Marco Pantani died of cocaine poisoning in 2004 after sliding from the heights of winning the Tour and the Giro in the same year in 1998. Beset by constant rumours of drug use, and feeling he had been abandoned by the sport he loved, Pantani fell into depression and despite several comeback attempts never regained the form that had brought him glory.
Pantani: The Accidental Death of a Cyclist is a sympathetic but not hagiographic telling of the Pantani story. Our reviewer Dan Kenyon said: “Based on Matt Rendell’s exhaustive biography and with fine commentary from both Rendell, with his precise and sad delivery, and the crisp, no nonsense school master style of Richard Williams, the triumph and ultimate tragedy of Pantani’s career is delivered in a tight and lean 96 minutes.”
While you can buy the film on DVD, nothing compares to seeing a cycling movie on the big screen. Pantani: The Accidental Death of a Cyclist is in the middle of a limited run of cinema showings. You can catch it at the following dates and venues:
July 4 onwards: Curzon, Ripon
July 5: Picturehouse, York
July 4–7: Film Theatre, Glasgow
July 4–10: Chapter, Cardiff
July 6: Brewery Art, Kendall
July 7 & 30: The Regal, Melton
July 7: Saffron Screen, Saffron Walden
July 7 & 9: Ultimate Picture Palace, Oxford
July 9-10: National Media Museum, Bradford
July 11 onwards: Arts Centre, Plymouth
July 12: Broadway, Nottingham
July 15: Hathersage (Cycle To The Cinema Event), Moorlands Discovery Centre
July 21: Pavilion, Halisham
July 21: David Lean Cinema, Halisham
July 27 & 31: Eden Court, Halisham
July 27 & 31: Eden Court, Inverness
Our official grumpy Northerner, John has been riding bikes for over 30 years since discovering as an uncoordinated teen that a sport could be fun if it didn't require you to catch a ball or get in the way of a hulking prop forward.
Road touring was followed by mountain biking and a career racing in the mud that was as brief as it was unsuccessful.
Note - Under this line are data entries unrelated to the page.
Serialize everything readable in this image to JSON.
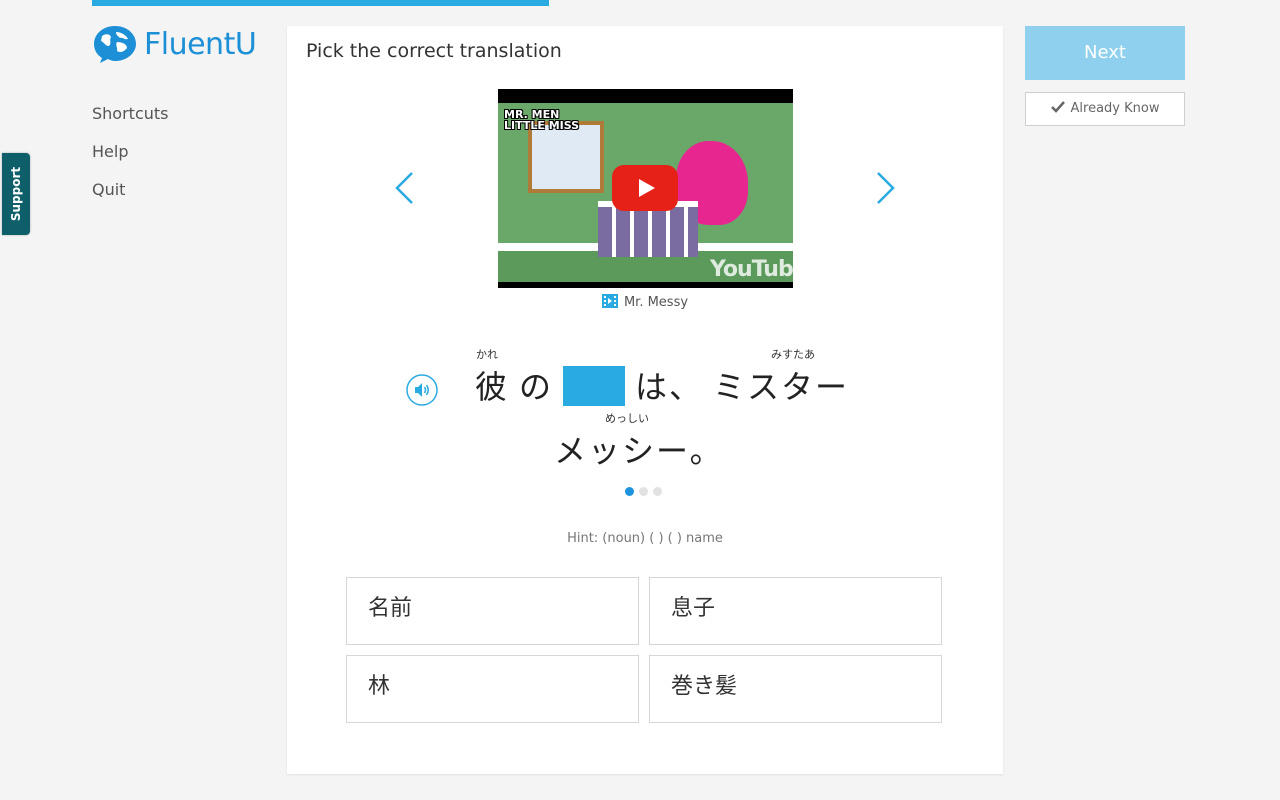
{
  "brand": {
    "name": "FluentU",
    "color": "#1c8fd6"
  },
  "progress": {
    "fraction": 0.36,
    "color": "#29abe2"
  },
  "left_nav": {
    "shortcuts": "Shortcuts",
    "help": "Help",
    "quit": "Quit"
  },
  "support_tab": {
    "label": "Support",
    "color": "#0e5f6a"
  },
  "exercise": {
    "prompt": "Pick the correct translation",
    "video": {
      "overlay_title": "MR. MEN LITTLE MISS",
      "watermark": "YouTube",
      "caption": "Mr. Messy",
      "caption_icon": "film-icon"
    },
    "sentence": {
      "line1": {
        "kare": "彼",
        "no": "の",
        "wa": "は、",
        "misutaa": "ミスター"
      },
      "line2": "メッシー。",
      "furigana": {
        "kare": "かれ",
        "misutaa": "みすたあ",
        "messhii": "めっしい"
      }
    },
    "pagination": {
      "total": 3,
      "current": 1
    },
    "hint": "Hint: (noun) ( ) ( ) name",
    "options": [
      "名前",
      "息子",
      "林",
      "巻き髪"
    ]
  },
  "actions": {
    "next": "Next",
    "already_know": "Already Know"
  },
  "colors": {
    "accent": "#29abe2",
    "next_button": "#8fd0ef",
    "blank": "#29abe2"
  }
}
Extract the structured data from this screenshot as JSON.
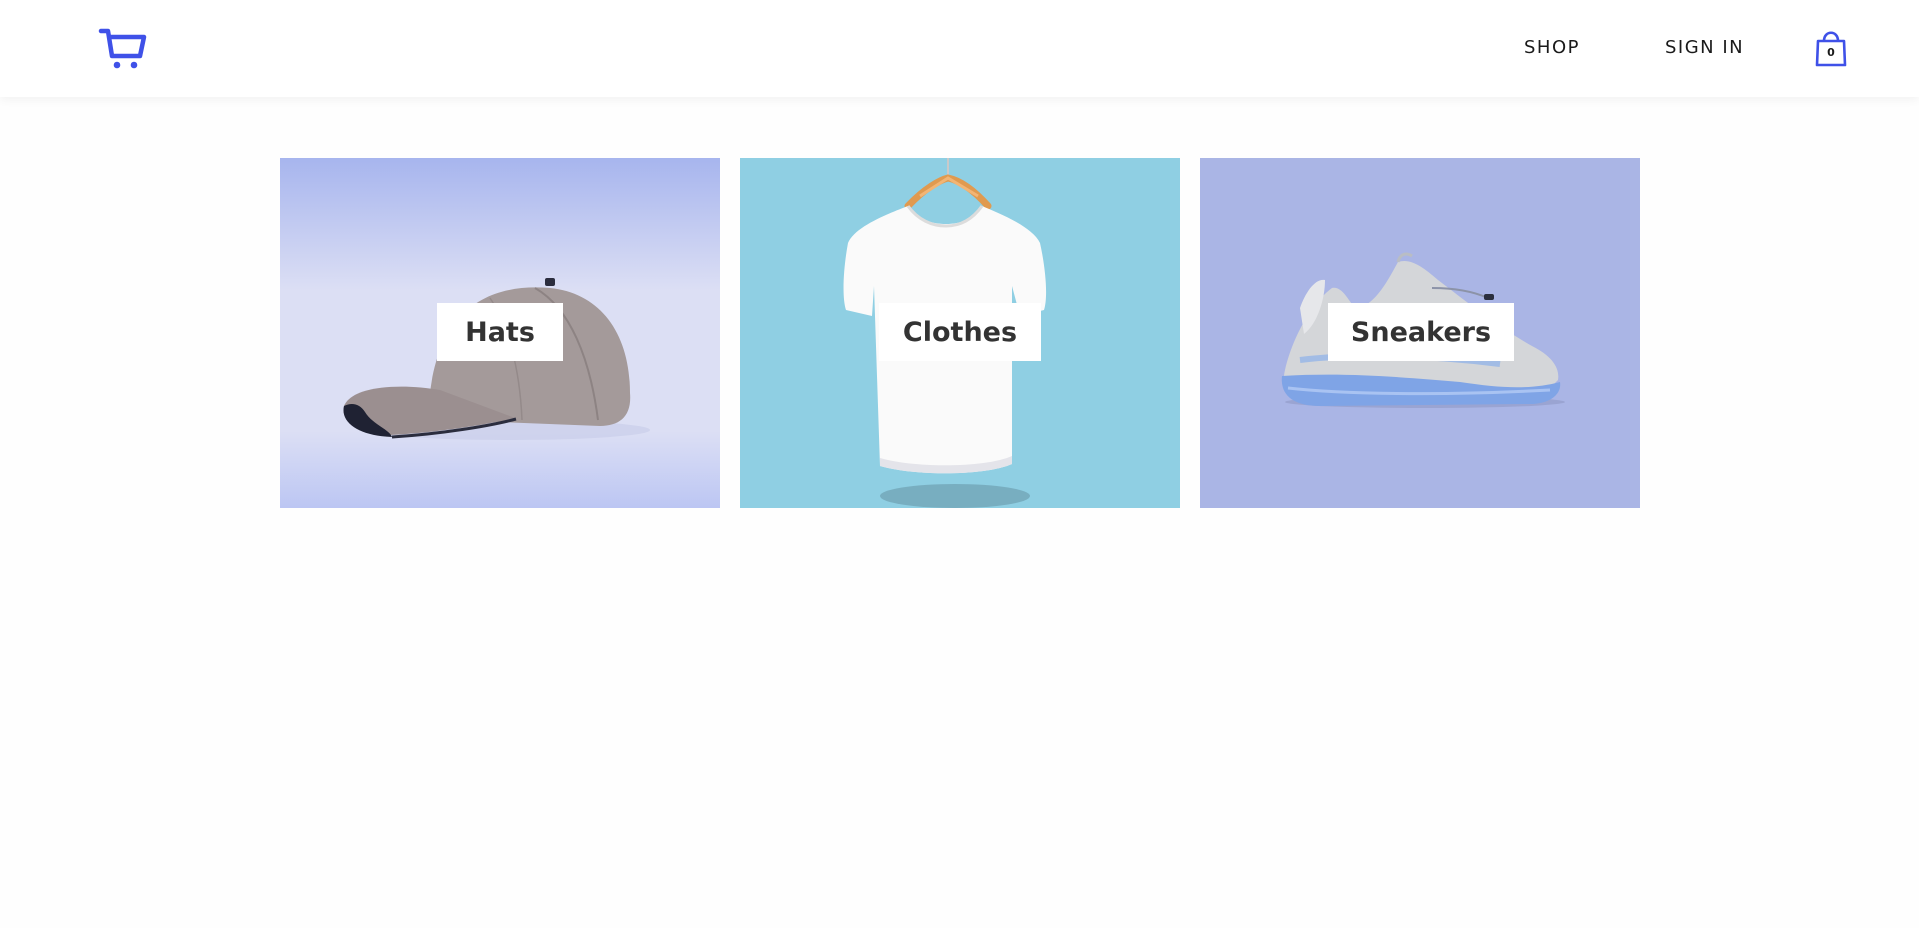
{
  "header": {
    "logo_icon": "shopping-cart-icon",
    "nav": {
      "shop_label": "SHOP",
      "signin_label": "SIGN IN"
    },
    "bag": {
      "icon": "shopping-bag-icon",
      "count": "0"
    }
  },
  "categories": [
    {
      "label": "Hats",
      "image": "baseball-cap-image"
    },
    {
      "label": "Clothes",
      "image": "white-tshirt-image"
    },
    {
      "label": "Sneakers",
      "image": "sneaker-image"
    }
  ],
  "colors": {
    "brand": "#3f51e8",
    "hats_bg": "#dcdff4",
    "clothes_bg": "#8fcfe3",
    "sneakers_bg": "#aab5e5",
    "text": "#333333"
  }
}
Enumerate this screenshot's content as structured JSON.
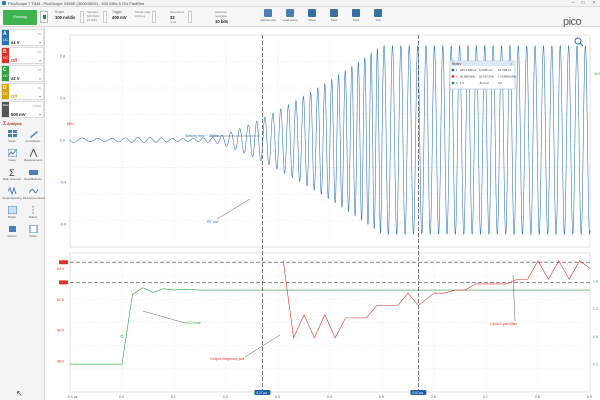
{
  "window": {
    "title": "PicoScope 7 T&M - PicoScope 3408E (3000/3002) - 500 MHz 5 G/s FastRes"
  },
  "toolbar": {
    "run_label": "Running",
    "scope": {
      "label": "Scope",
      "value": "100 ns/div",
      "sub": "5 GS/s"
    },
    "samples": {
      "label": "Samples",
      "value": "100 kS/ch",
      "sub": "10 GS/s"
    },
    "trigger": {
      "label": "Trigger",
      "value": "400 mV",
      "sub": "Simple edge",
      "sub2": "A Rising"
    },
    "waveforms": {
      "label": "Waveforms",
      "value": "32",
      "sub": "of 32"
    },
    "hardware": {
      "label": "Hardware",
      "value": "10 bits",
      "sub": "resolution"
    },
    "icons": [
      {
        "name": "instruments-icon",
        "label": "Instruments",
        "color": "#4c7fb5"
      },
      {
        "name": "load-setup-icon",
        "label": "Load setup",
        "color": "#4c7fb5"
      },
      {
        "name": "open-icon",
        "label": "Open",
        "color": "#3a6ea5"
      },
      {
        "name": "save-icon",
        "label": "Save",
        "color": "#3a6ea5"
      },
      {
        "name": "print-icon",
        "label": "Print",
        "color": "#3a6ea5"
      },
      {
        "name": "full-icon",
        "label": "Full",
        "color": "#3a6ea5"
      }
    ],
    "logo": "pico",
    "logo_sub": "Technology"
  },
  "channels": [
    {
      "letter": "A",
      "coupling": "DC",
      "range": "±1 V",
      "color": "#2a6fb5",
      "mini": "1X"
    },
    {
      "letter": "B",
      "coupling": "DC",
      "range": "Off",
      "color": "#d9322b",
      "mini": "1X"
    },
    {
      "letter": "C",
      "coupling": "DC",
      "range": "±2 V",
      "color": "#2f9e45",
      "mini": "1X"
    },
    {
      "letter": "D",
      "coupling": "DC",
      "range": "Off",
      "color": "#d4a412",
      "mini": "1X"
    },
    {
      "letter": "Gen",
      "coupling": "",
      "range": "500 mV",
      "color": "#555555",
      "mini": "2 MHz"
    }
  ],
  "tools_header": "Analysis",
  "tools": [
    {
      "name": "tool-views",
      "label": "Views"
    },
    {
      "name": "tool-annotations",
      "label": "Annotations"
    },
    {
      "name": "tool-views2",
      "label": "Views"
    },
    {
      "name": "tool-measurements",
      "label": "Measurements"
    },
    {
      "name": "tool-math-channels",
      "label": "Math channels"
    },
    {
      "name": "tool-deep-measure",
      "label": "DeepMeasure"
    },
    {
      "name": "tool-serial-decoding",
      "label": "Serial decoding"
    },
    {
      "name": "tool-reference-waveforms",
      "label": "Reference waveforms"
    },
    {
      "name": "tool-masks",
      "label": "Masks"
    },
    {
      "name": "tool-rulers",
      "label": "Rulers"
    },
    {
      "name": "tool-actions",
      "label": "Actions"
    },
    {
      "name": "tool-notes",
      "label": "Notes"
    }
  ],
  "colors": {
    "blue": "#2a6fb5",
    "red": "#d9322b",
    "green": "#2f9e45",
    "cursor": "#555555",
    "ruler_chip": "#1f5fa8"
  },
  "chart_data": {
    "type": "line",
    "x_axis": {
      "unit": "µs",
      "range": [
        -0.1,
        0.9
      ],
      "tick_labels": [
        "-0.1 µs",
        "0.0",
        "0.1",
        "0.2",
        "0.3",
        "0.4",
        "0.5",
        "0.6",
        "0.7",
        "0.8",
        "0.9"
      ]
    },
    "top_panel": {
      "left_axis_unit": "V",
      "left_tick_labels": [
        "0.8",
        "0.4",
        "0.0",
        "-0.4",
        "-0.8"
      ],
      "left_range": [
        -1.0,
        1.0
      ],
      "series": [
        {
          "name": "RF out",
          "channel": "A",
          "amplitude_start": 0.02,
          "amplitude_end": 0.9,
          "settle_start_us": 0.17,
          "settle_end_us": 0.5,
          "freq_start_mhz": 35,
          "freq_end_mhz": 62
        }
      ],
      "annotations": [
        "Settling time ~ 300ns",
        "RF out"
      ],
      "right_tick_labels": [
        "MHz",
        "64.0"
      ]
    },
    "bottom_panel": {
      "left_axis_unit": "MHz",
      "left_tick_labels": [
        "64.0",
        "62.0",
        "60.0",
        "58.0"
      ],
      "left_range": [
        56.0,
        65.0
      ],
      "right_axis_unit": "V",
      "right_tick_labels": [
        "1.8",
        "1.2",
        "0.6",
        "0.0"
      ],
      "right_range": [
        -0.6,
        2.4
      ],
      "series": [
        {
          "name": "VCO tune",
          "channel": "C",
          "axis": "right",
          "x": [
            -0.1,
            0.0,
            0.02,
            0.04,
            0.06,
            0.08,
            0.1,
            0.12,
            0.15,
            0.2,
            0.9
          ],
          "y": [
            0.0,
            0.0,
            1.5,
            1.65,
            1.55,
            1.63,
            1.6,
            1.62,
            1.6,
            1.6,
            1.6
          ]
        },
        {
          "name": "Output frequency plot",
          "channel": "Math",
          "axis": "left",
          "x": [
            0.31,
            0.32,
            0.33,
            0.35,
            0.37,
            0.39,
            0.41,
            0.43,
            0.45,
            0.47,
            0.49,
            0.51,
            0.53,
            0.55,
            0.57,
            0.6,
            0.62,
            0.64,
            0.66,
            0.68,
            0.7,
            0.72,
            0.74,
            0.76,
            0.78,
            0.8,
            0.82,
            0.84,
            0.86,
            0.88,
            0.9
          ],
          "y": [
            64.5,
            62.0,
            59.5,
            61.0,
            59.5,
            61.0,
            59.5,
            60.8,
            60.8,
            60.8,
            61.6,
            61.6,
            61.6,
            62.4,
            61.6,
            62.4,
            62.4,
            62.6,
            62.6,
            63.0,
            63.0,
            63.0,
            63.0,
            63.3,
            63.3,
            64.5,
            63.3,
            64.5,
            63.3,
            64.5,
            64.0
          ]
        }
      ],
      "annotations": [
        "VCO tune",
        "Output frequency plot",
        "Cycle-Cycle jitter"
      ],
      "reference_lines_mhz": [
        64.4,
        63.1
      ]
    },
    "cursors": {
      "time_labels": [
        "0.27 µs",
        "0.57 µs"
      ],
      "x_us": [
        0.27,
        0.57
      ],
      "ruler_table": {
        "header": "Rulers",
        "rows": [
          {
            "label": "1",
            "col1": "323.1 389 ns",
            "col2": "5.2186 ms",
            "col3": "91.7/86 ns"
          },
          {
            "label": "2",
            "col1": "65.088 MHz",
            "col2": "65.424 GHz",
            "col3": "1.024659 MHz"
          },
          {
            "label": "3",
            "col1": "1.0",
            "col2": "-8.1 mV",
            "col3": "4.8"
          }
        ]
      }
    }
  }
}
Somewhere along the line came the discovery that he could string a few words together, followed by the even more remarkable discovery that people were mug enough to pay for this rather than expecting him to do an honest day's work. He's pretty certain he's worked for even more bike publications than Mat Brett.
The inevitable 30-something MAMIL transition saw him shift to skinny tyres and these days he lives in Cambridge where the lack of hills is more than made up for by the headwinds.